== RECORD EXCERPTS ==
+ + + + + + +

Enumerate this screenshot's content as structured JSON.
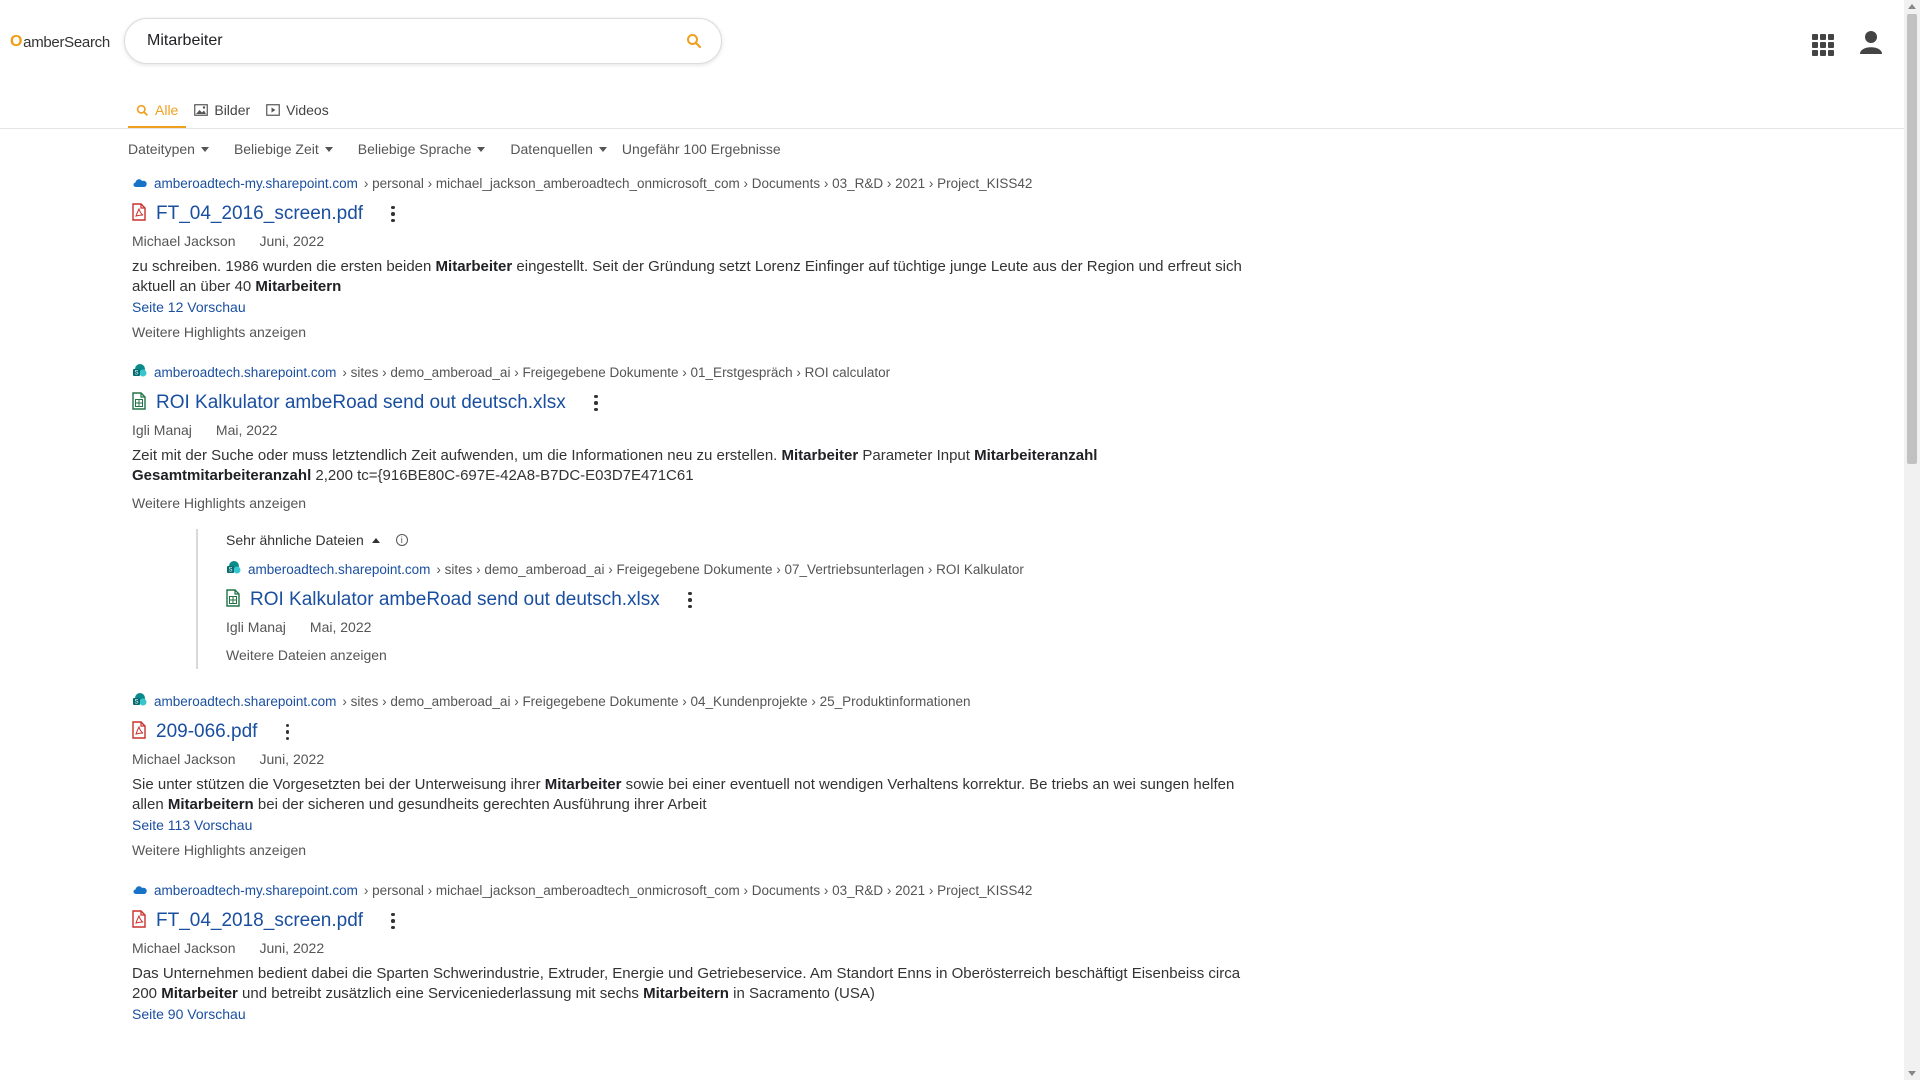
{
  "app": {
    "logo_mark": "O",
    "logo_text": "amberSearch"
  },
  "search": {
    "query": "Mitarbeiter",
    "placeholder": ""
  },
  "tabs": [
    {
      "label": "Alle",
      "icon": "search-icon",
      "active": true
    },
    {
      "label": "Bilder",
      "icon": "image-icon",
      "active": false
    },
    {
      "label": "Videos",
      "icon": "video-icon",
      "active": false
    }
  ],
  "filters": [
    {
      "label": "Dateitypen"
    },
    {
      "label": "Beliebige Zeit"
    },
    {
      "label": "Beliebige Sprache"
    },
    {
      "label": "Datenquellen"
    }
  ],
  "result_count": "Ungefähr 100 Ergebnisse",
  "colors": {
    "accent": "#f0a020",
    "link": "#1a4fa0"
  },
  "results": [
    {
      "source_icon": "onedrive-icon",
      "domain": "amberoadtech-my.sharepoint.com",
      "path": "› personal › michael_jackson_amberoadtech_onmicrosoft_com › Documents › 03_R&D › 2021 › Project_KISS42",
      "file_icon": "pdf-file-icon",
      "title": "FT_04_2016_screen.pdf",
      "author": "Michael Jackson",
      "date": "Juni, 2022",
      "snippet_html": "zu schreiben. 1986 wurden die ersten beiden <b>Mitarbeiter</b> eingestellt. Seit der Gründung setzt Lorenz Einfinger auf tüchtige junge Leute aus der Region und erfreut sich aktuell an über 40 <b>Mitarbeitern</b>",
      "preview": "Seite 12 Vorschau",
      "more": "Weitere Highlights anzeigen"
    },
    {
      "source_icon": "sharepoint-icon",
      "domain": "amberoadtech.sharepoint.com",
      "path": "› sites › demo_amberoad_ai › Freigegebene Dokumente › 01_Erstgespräch › ROI calculator",
      "file_icon": "excel-file-icon",
      "title": "ROI Kalkulator ambeRoad send out deutsch.xlsx",
      "author": "Igli Manaj",
      "date": "Mai, 2022",
      "snippet_html": "Zeit mit der Suche oder muss letztendlich Zeit aufwenden, um die Informationen neu zu erstellen. <b>Mitarbeiter</b> Parameter Input <b>Mitarbeiteranzahl Gesamtmitarbeiteranzahl</b> 2,200 tc={916BE80C-697E-42A8-B7DC-E03D7E471C61",
      "preview": "",
      "more": "Weitere Highlights anzeigen",
      "similar": {
        "label": "Sehr ähnliche Dateien",
        "info_glyph": "i",
        "item": {
          "source_icon": "sharepoint-icon",
          "domain": "amberoadtech.sharepoint.com",
          "path": "› sites › demo_amberoad_ai › Freigegebene Dokumente › 07_Vertriebsunterlagen › ROI Kalkulator",
          "file_icon": "excel-file-icon",
          "title": "ROI Kalkulator ambeRoad send out deutsch.xlsx",
          "author": "Igli Manaj",
          "date": "Mai, 2022"
        },
        "more": "Weitere Dateien anzeigen"
      }
    },
    {
      "source_icon": "sharepoint-icon",
      "domain": "amberoadtech.sharepoint.com",
      "path": "› sites › demo_amberoad_ai › Freigegebene Dokumente › 04_Kundenprojekte › 25_Produktinformationen",
      "file_icon": "pdf-file-icon",
      "title": "209-066.pdf",
      "author": "Michael Jackson",
      "date": "Juni, 2022",
      "snippet_html": "Sie unter stützen die Vorgesetzten bei der Unterweisung ihrer <b>Mitarbeiter</b> sowie bei einer eventuell not wendigen Verhaltens korrektur. Be triebs an wei sungen helfen allen <b>Mitarbeitern</b> bei der sicheren und gesundheits gerechten Ausführung ihrer Arbeit",
      "preview": "Seite 113 Vorschau",
      "more": "Weitere Highlights anzeigen"
    },
    {
      "source_icon": "onedrive-icon",
      "domain": "amberoadtech-my.sharepoint.com",
      "path": "› personal › michael_jackson_amberoadtech_onmicrosoft_com › Documents › 03_R&D › 2021 › Project_KISS42",
      "file_icon": "pdf-file-icon",
      "title": "FT_04_2018_screen.pdf",
      "author": "Michael Jackson",
      "date": "Juni, 2022",
      "snippet_html": "Das Unternehmen bedient dabei die Sparten Schwerindustrie, Extruder, Energie und Getriebeservice. Am Standort Enns in Oberösterreich beschäftigt Eisenbeiss circa 200 <b>Mitarbeiter</b> und betreibt zusätzlich eine Serviceniederlassung mit sechs <b>Mitarbeitern</b> in Sacramento (USA)",
      "preview": "Seite 90 Vorschau",
      "more": ""
    }
  ]
}
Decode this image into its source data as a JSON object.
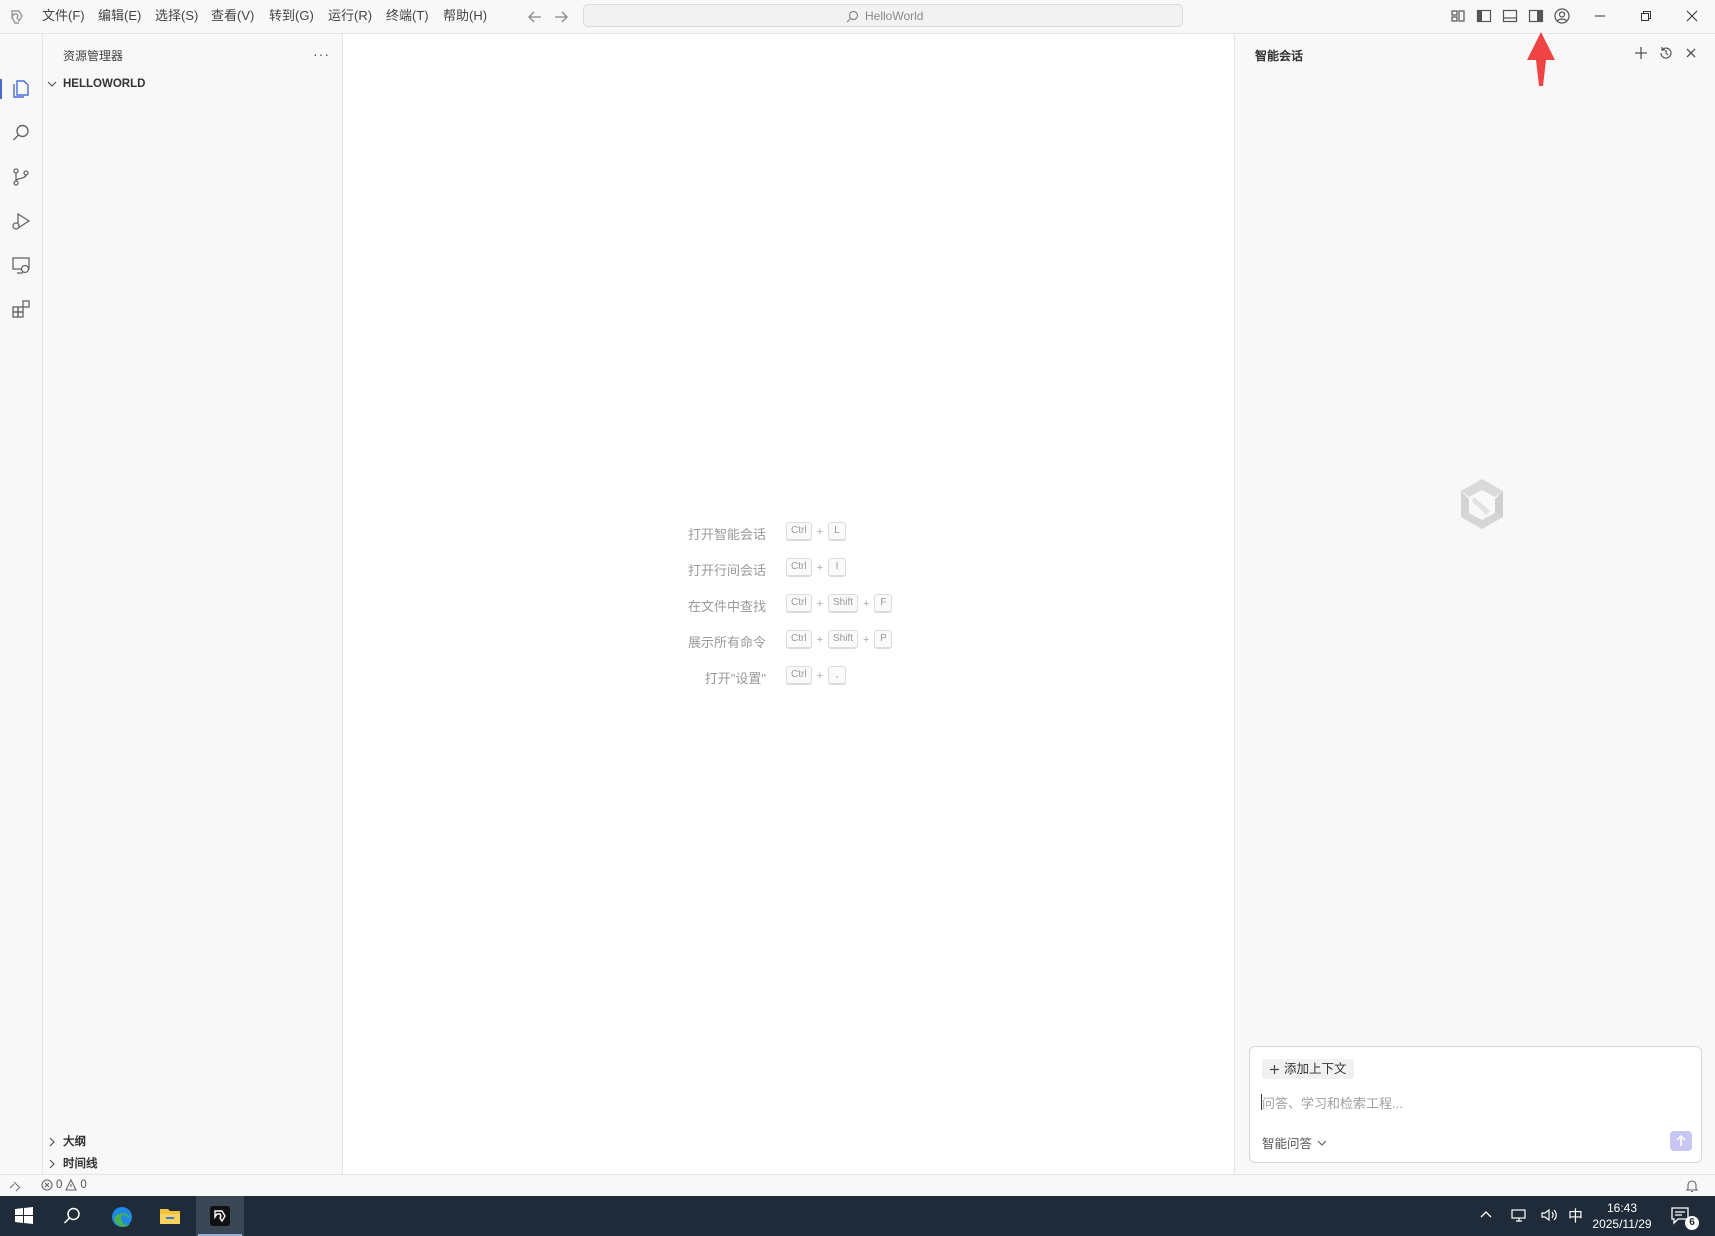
{
  "titlebar": {
    "menus": [
      "文件(F)",
      "编辑(E)",
      "选择(S)",
      "查看(V)",
      "转到(G)",
      "运行(R)",
      "终端(T)",
      "帮助(H)"
    ],
    "command_center_label": "HelloWorld"
  },
  "sidebar": {
    "title": "资源管理器",
    "more": "···",
    "folder": "HELLOWORLD",
    "bottom_sections": [
      "大纲",
      "时间线"
    ]
  },
  "editor": {
    "hints": [
      {
        "label": "打开智能会话",
        "keys": [
          "Ctrl",
          "L"
        ]
      },
      {
        "label": "打开行间会话",
        "keys": [
          "Ctrl",
          "I"
        ]
      },
      {
        "label": "在文件中查找",
        "keys": [
          "Ctrl",
          "Shift",
          "F"
        ]
      },
      {
        "label": "展示所有命令",
        "keys": [
          "Ctrl",
          "Shift",
          "P"
        ]
      },
      {
        "label": "打开\"设置\"",
        "keys": [
          "Ctrl",
          ","
        ]
      }
    ]
  },
  "chat": {
    "title": "智能会话",
    "add_context": "添加上下文",
    "input_placeholder": "问答、学习和检索工程...",
    "mode": "智能问答"
  },
  "statusbar": {
    "errors": "0",
    "warnings": "0"
  },
  "taskbar": {
    "ime": "中",
    "time": "16:43",
    "date": "2025/11/29",
    "notification_count": "6"
  },
  "colors": {
    "accent": "#4a6bd6",
    "annotation_arrow": "#f04343",
    "taskbar_bg": "#1f2b38"
  }
}
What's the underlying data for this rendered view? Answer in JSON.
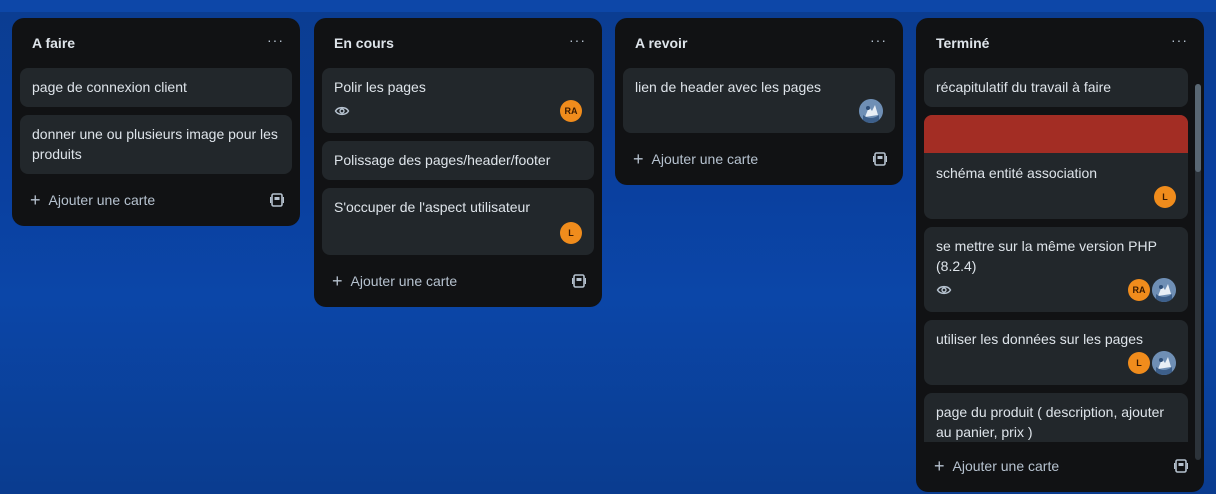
{
  "board": {
    "lists": [
      {
        "title": "A faire",
        "menu": "···",
        "cards": [
          {
            "text": "page de connexion client"
          },
          {
            "text": "donner une ou plusieurs image pour les produits"
          }
        ],
        "add_label": "Ajouter une carte"
      },
      {
        "title": "En cours",
        "menu": "···",
        "cards": [
          {
            "text": "Polir les pages",
            "watching": true,
            "avatars": [
              "RA"
            ]
          },
          {
            "text": "Polissage des pages/header/footer"
          },
          {
            "text": "S'occuper de l'aspect utilisateur",
            "avatars": [
              "L"
            ]
          }
        ],
        "add_label": "Ajouter une carte"
      },
      {
        "title": "A revoir",
        "menu": "···",
        "cards": [
          {
            "text": "lien de header avec les pages",
            "avatars": [
              "photo"
            ]
          }
        ],
        "add_label": "Ajouter une carte"
      },
      {
        "title": "Terminé",
        "menu": "···",
        "cards": [
          {
            "text": "récapitulatif du travail à faire"
          },
          {
            "text": "schéma entité association",
            "cover_color": "#a32d24",
            "avatars": [
              "L"
            ]
          },
          {
            "text": "se mettre sur la même version PHP (8.2.4)",
            "watching": true,
            "avatars": [
              "RA",
              "photo"
            ]
          },
          {
            "text": "utiliser les données sur les pages",
            "avatars": [
              "L",
              "photo"
            ]
          },
          {
            "text": "page du produit ( description, ajouter au panier, prix )"
          }
        ],
        "add_label": "Ajouter une carte"
      }
    ]
  },
  "icons": {
    "menu": "more-icon",
    "add": "plus-icon",
    "template": "template-icon",
    "watch": "eye-icon"
  },
  "colors": {
    "list_bg": "#111214",
    "card_bg": "#22272b",
    "avatar_orange": "#f08c1c",
    "cover_red": "#a32d24"
  }
}
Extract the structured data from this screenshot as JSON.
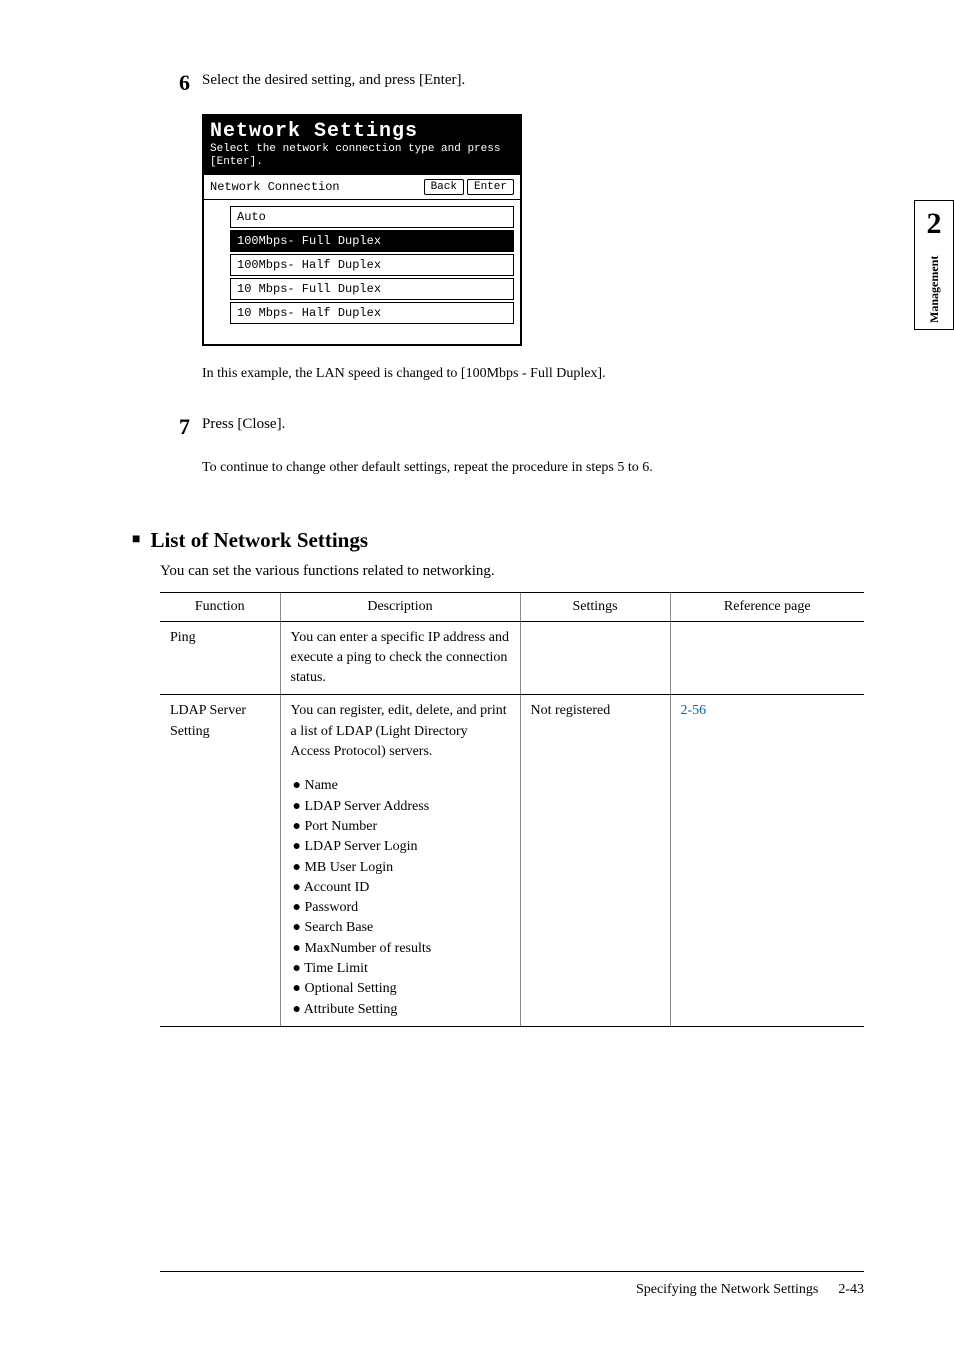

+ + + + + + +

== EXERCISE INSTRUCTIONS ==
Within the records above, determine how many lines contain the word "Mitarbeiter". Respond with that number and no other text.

== OUTPUT FOR THIS EXERCISE ==
5